Recently I've felt torn between the million and a half projects I have on the back burner at any given time. I do too many things, and it's becoming apparent. I find myself needing a way to keep organized, and to better motivate myself to balance the load. I've read up on GTD, ZTD, Pomodoro, etc, and found them lacking, or over structured. Additionally I failed to see how they would help me. I've decided to come up with a scheme that is tailored to the way I work, and the way I accomplish things.
What I've come up with, and intend on starting soon, is a system I'm calling LTD, or Leo Things Done. I know, catchy. Whatever, it's just a name. This post describs the basics of what I'll be trying out over the next month or so... and seeing whether or not it works for me. I'm not advocating this system for anyone else's use, but if you decide to try it, let me know how it goes.
LTD is a combination of parts of ZTD and GTD, with some Gamification bits thrown in. On top of it all, it uses Leo to maintain itself. Or, at least I hope it does.
What you need
- A computer with Leo
- A small pocket notebook (I use Moleskine squared notebooks -- I'm not pretentious, they just fit nicely in my pocket, and I like grid paper)
Setting up Leo
The core of this system is Leo. The todo.py plugin needs to be enabled, as it will be used for priority and due-date storage.
A .leo outline with the following chapters should be kept:
- Recurring (for daily, weekly, monthly, etc. tasks)
- Long-term Projects
Within each of those chapters, create the following 3 nodes:
Using the system
Use the Notes chapter to scribble down notes that are related to tasks. You can clone from notes to a child of a task if you wish, to keep yourself organized.
Use the Ideas chapter to scribble down ideas that are unrelated to current tasks. Ideas are always good to keep in mind, because in the future they may be promoted to tasks, once you have the time to approach them, or the desire to do something new.
Use the Recurring chapter for daily, weekly, monthly, etc tasks. I suggest using @daily, @weekly, etc directives in headlines to remind yourself. Feel free to use todo.py to set due dates and priorities, as well.
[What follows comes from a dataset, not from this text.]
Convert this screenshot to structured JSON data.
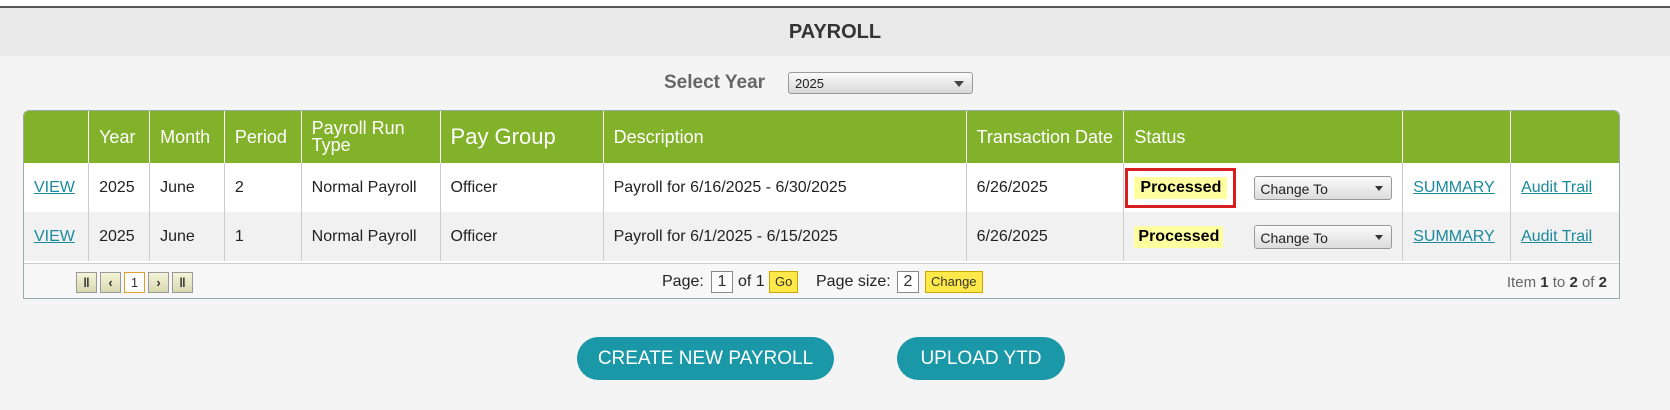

When you finish a task in the Recurring chapter, create a copy of the node you've finished, set the due-date on that one to a proper value, and then set the priority to "done" with todo.py. A priority sort may be in order.
Use the Long-term Projects chapter to keep yourself on track with the long term projects you're working on. Projects are made up of multiple tasks, so each project should have a master node (i.e., Long-term Projects->Leisure->Write that novel), under which the tasks reside.
Additionally, each task is either @major or @minor. When you complete a @major task, award yourself 3 points (in the "Points") chapter of that task's type (Work, Responsibility, Leisure). When you complete a @minor task, award yourself 1 point. Projects consisting of multiple tasks have an additional completion bonus of 1 point for each task encompassed in the project itself (regardless of @major or @minor status) , but this is not earned until all tasks are completed.
Should you let a task with a due date pass uncompleted, you lose 3 points if it was @major, or 1 point if it was @minor.
The notebook is to keep in your pocket at all times. You use it to jot down notes and ideas.
Each day, your flow should be like this:
- Skim through Recurring lists for applicible @daily, @weekly, etc. and do them
- Skim through Long-Term Projects lists for something to work on, if you have the time. Work first, then Responsibilies, then Leisure.
- Transfer notes and ideas from your notebook to the outline
- At the end of the day, write a short report consisting of completed tasks for the day, and change in Points values. Feel free at this time to clear out "done" items.
- Rescan and reprioritize/modifiy due-dates on tasks as necessary
Additionally, I'm going to try to do once a week consolidated reports on this blog, to give me a public platform. Peer pressure is fantasitc, and I've always wanted to get into journaling, but have never had the pressure or drive.
Value of points
This needs work (as does the rest of the system, I'm sure), but points are good for two things: Time and Money.
When cashing points in for Time, each Work point is ~1 hour, and each Leisure and Responsibility point is ~30 minutes.
When cashing points in for Money, each Work point is $2, and each Leisure and Responsibility point is $1.
When you use points, deduct them from your outline totals. Use common sense, though. Time and Money are to be used for things not in your task lists... Time and Money spent in your task lists doesn't have to be accounted for. Nor does sleep, or nightly entertainments (TV, video games, etc) -- those are beneficial. Weekends are up to you as to how you handle them.
That's it, so far...
I'm going to get going with this starting next Monday, I think. My first task will be inputting all my tasks... I think that's going to be a @major job.
Thanks for reading!